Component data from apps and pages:

- - - - - - -

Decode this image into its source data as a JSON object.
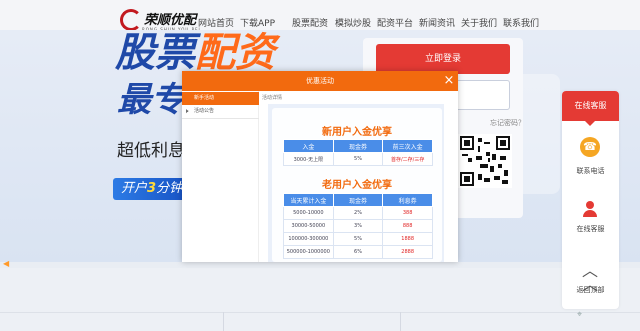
{
  "nav": {
    "logo_text": "荣顺优配",
    "logo_sub": "RONG SHUN YOU PEI",
    "items": [
      "网站首页",
      "下载APP",
      "股票配资",
      "模拟炒股",
      "配资平台",
      "新闻资讯",
      "关于我们",
      "联系我们"
    ]
  },
  "banner": {
    "headline_blue": "股票",
    "headline_orange": "配资",
    "headline2": "最专业",
    "subtitle": "超低利息 住",
    "pill_prefix": "开户",
    "pill_num": "3",
    "pill_suffix": "分钟"
  },
  "login": {
    "button_label": "立即登录",
    "help_link": "忘记密码？"
  },
  "side": {
    "top_label": "在线客服",
    "phone_label": "联系电话",
    "service_label": "在线客服",
    "top_label2": "返回顶部",
    "phone_icon": "phone-icon",
    "service_icon": "headset-icon"
  },
  "modal": {
    "title": "优惠活动",
    "close": "×",
    "menu": [
      {
        "label": "新手活动",
        "active": true
      },
      {
        "label": "活动公告",
        "active": false
      }
    ],
    "crumb": "活动详情",
    "promo1": {
      "title": "新用户入金优享",
      "headers": [
        "入金",
        "现金券",
        "前三次入金"
      ],
      "rows": [
        [
          "3000-无上限",
          "5%",
          "首存/二存/三存"
        ]
      ]
    },
    "promo2": {
      "title": "老用户入金优享",
      "headers": [
        "当天累计入金",
        "现金券",
        "利息券"
      ],
      "rows": [
        [
          "5000-10000",
          "2%",
          "388"
        ],
        [
          "30000-50000",
          "3%",
          "888"
        ],
        [
          "100000-300000",
          "5%",
          "1888"
        ],
        [
          "500000-1000000",
          "6%",
          "2888"
        ]
      ]
    }
  },
  "colors": {
    "accent_orange": "#f26a0e",
    "accent_red": "#e43a34",
    "table_blue": "#4a8de8"
  }
}
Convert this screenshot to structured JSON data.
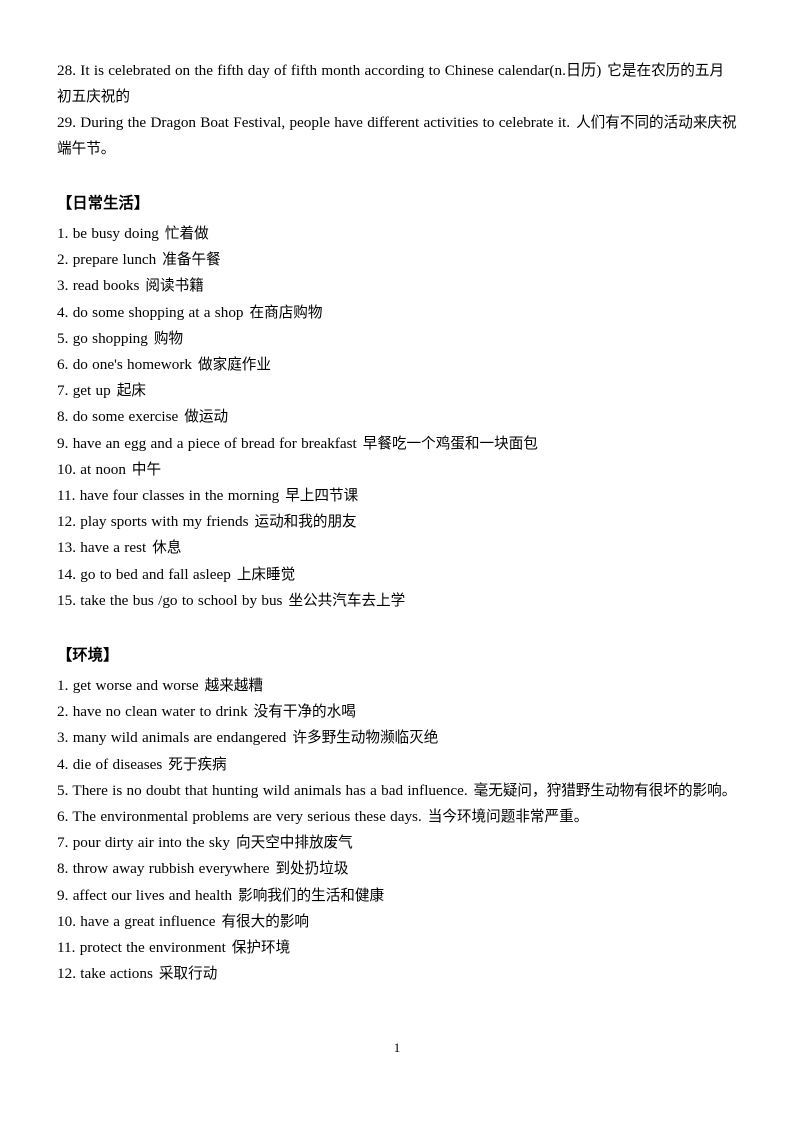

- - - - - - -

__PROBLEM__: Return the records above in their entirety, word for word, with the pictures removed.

__TASK SOLUTION__:
Decode this image into its source data as a JSON object.
{
  "nav": {
    "logo_text": "荣顺优配",
    "logo_sub": "RONG SHUN YOU PEI",
    "items": [
      "网站首页",
      "下载APP",
      "股票配资",
      "模拟炒股",
      "配资平台",
      "新闻资讯",
      "关于我们",
      "联系我们"
    ]
  },
  "banner": {
    "headline_blue": "股票",
    "headline_orange": "配资",
    "headline2": "最专业",
    "subtitle": "超低利息 住",
    "pill_prefix": "开户",
    "pill_num": "3",
    "pill_suffix": "分钟"
  },
  "login": {
    "button_label": "立即登录",
    "help_link": "忘记密码？"
  },
  "side": {
    "top_label": "在线客服",
    "phone_label": "联系电话",
    "service_label": "在线客服",
    "top_label2": "返回顶部",
    "phone_icon": "phone-icon",
    "service_icon": "headset-icon"
  },
  "modal": {
    "title": "优惠活动",
    "close": "×",
    "menu": [
      {
        "label": "新手活动",
        "active": true
      },
      {
        "label": "活动公告",
        "active": false
      }
    ],
    "crumb": "活动详情",
    "promo1": {
      "title": "新用户入金优享",
      "headers": [
        "入金",
        "现金券",
        "前三次入金"
      ],
      "rows": [
        [
          "3000-无上限",
          "5%",
          "首存/二存/三存"
        ]
      ]
    },
    "promo2": {
      "title": "老用户入金优享",
      "headers": [
        "当天累计入金",
        "现金券",
        "利息券"
      ],
      "rows": [
        [
          "5000-10000",
          "2%",
          "388"
        ],
        [
          "30000-50000",
          "3%",
          "888"
        ],
        [
          "100000-300000",
          "5%",
          "1888"
        ],
        [
          "500000-1000000",
          "6%",
          "2888"
        ]
      ]
    }
  },
  "colors": {
    "accent_orange": "#f26a0e",
    "accent_red": "#e43a34",
    "table_blue": "#4a8de8"
  }
}
Convert this screenshot to structured JSON data.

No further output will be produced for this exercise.